EXERCISE INSTRUCTIONS: Reply with one number only: the count of lines below that contain the word "data".
--- THE INPUT Enclosed Below ---
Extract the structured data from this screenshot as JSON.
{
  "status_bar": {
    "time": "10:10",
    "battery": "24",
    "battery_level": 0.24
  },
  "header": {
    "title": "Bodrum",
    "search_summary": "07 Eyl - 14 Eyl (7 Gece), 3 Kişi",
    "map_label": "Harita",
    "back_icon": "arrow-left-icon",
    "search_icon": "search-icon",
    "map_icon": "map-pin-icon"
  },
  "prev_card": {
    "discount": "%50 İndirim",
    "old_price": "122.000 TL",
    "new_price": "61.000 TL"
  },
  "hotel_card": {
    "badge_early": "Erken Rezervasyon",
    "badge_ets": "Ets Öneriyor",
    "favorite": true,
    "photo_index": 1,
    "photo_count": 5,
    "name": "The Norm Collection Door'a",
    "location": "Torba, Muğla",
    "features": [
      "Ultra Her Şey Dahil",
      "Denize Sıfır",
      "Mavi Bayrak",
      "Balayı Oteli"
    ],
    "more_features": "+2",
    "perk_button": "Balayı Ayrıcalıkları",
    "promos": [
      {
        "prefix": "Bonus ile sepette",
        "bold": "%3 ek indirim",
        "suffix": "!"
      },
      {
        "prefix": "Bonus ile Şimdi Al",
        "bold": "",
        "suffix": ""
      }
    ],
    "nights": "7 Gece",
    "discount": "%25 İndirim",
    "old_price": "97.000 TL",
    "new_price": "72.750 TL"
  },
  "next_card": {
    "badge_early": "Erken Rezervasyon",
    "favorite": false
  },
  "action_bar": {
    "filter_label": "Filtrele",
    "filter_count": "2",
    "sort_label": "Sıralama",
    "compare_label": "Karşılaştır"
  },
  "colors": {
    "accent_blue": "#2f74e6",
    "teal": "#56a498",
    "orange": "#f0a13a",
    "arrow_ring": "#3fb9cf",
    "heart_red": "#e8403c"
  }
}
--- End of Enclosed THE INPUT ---
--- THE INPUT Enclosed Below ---
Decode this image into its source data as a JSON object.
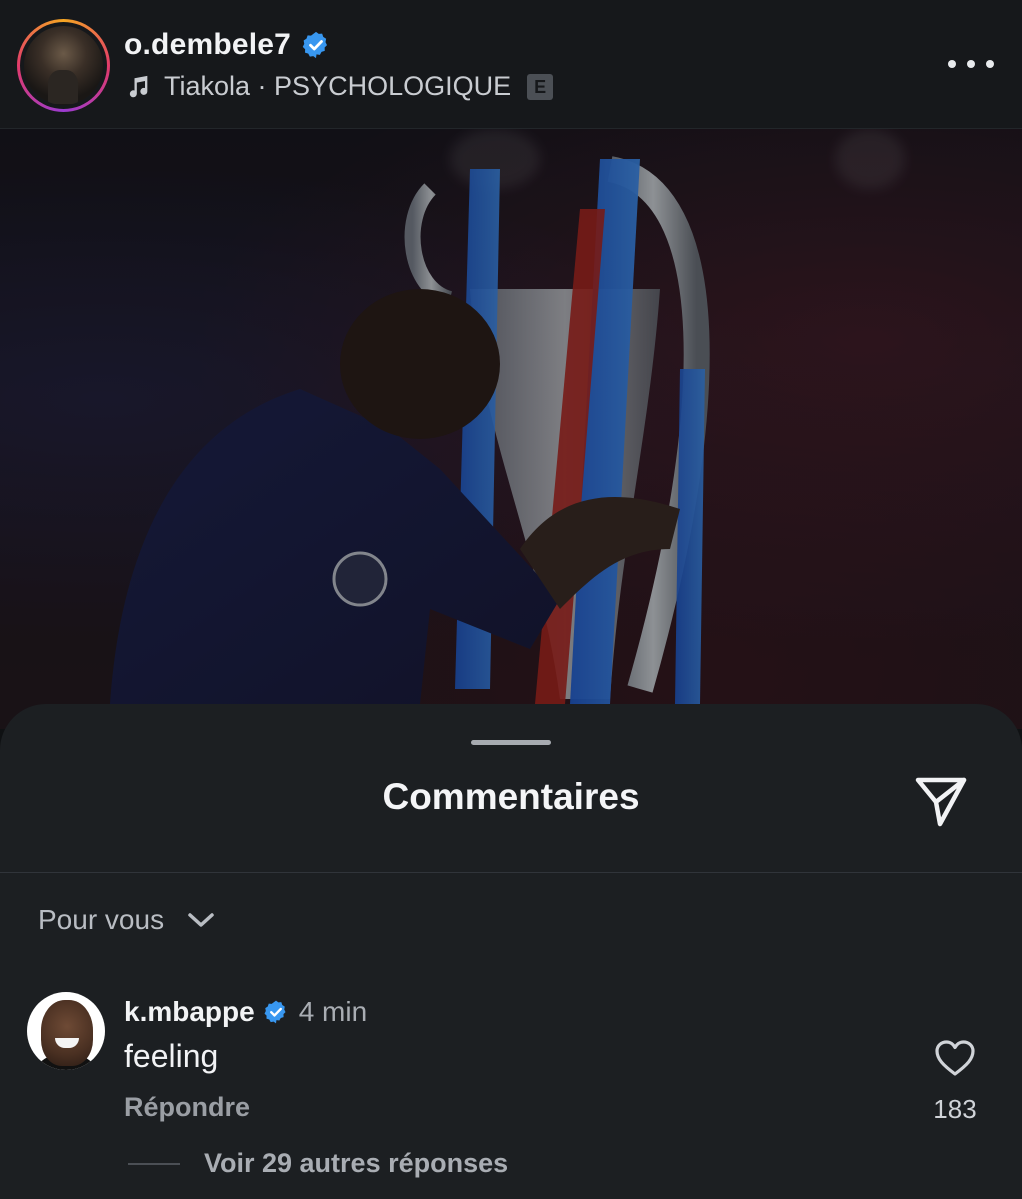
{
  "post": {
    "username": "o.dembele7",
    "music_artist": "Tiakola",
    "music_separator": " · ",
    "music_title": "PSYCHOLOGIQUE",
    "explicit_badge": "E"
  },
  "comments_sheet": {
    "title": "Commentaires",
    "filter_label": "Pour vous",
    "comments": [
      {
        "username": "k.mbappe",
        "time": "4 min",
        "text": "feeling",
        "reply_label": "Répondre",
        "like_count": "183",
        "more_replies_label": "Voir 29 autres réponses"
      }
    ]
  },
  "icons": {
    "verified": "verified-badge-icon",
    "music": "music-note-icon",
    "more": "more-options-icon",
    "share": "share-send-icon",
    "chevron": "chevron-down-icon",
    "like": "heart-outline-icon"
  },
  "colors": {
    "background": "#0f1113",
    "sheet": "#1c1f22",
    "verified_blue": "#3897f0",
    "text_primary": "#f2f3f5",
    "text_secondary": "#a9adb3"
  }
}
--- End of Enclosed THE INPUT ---
WRITTEN ANSWER: 2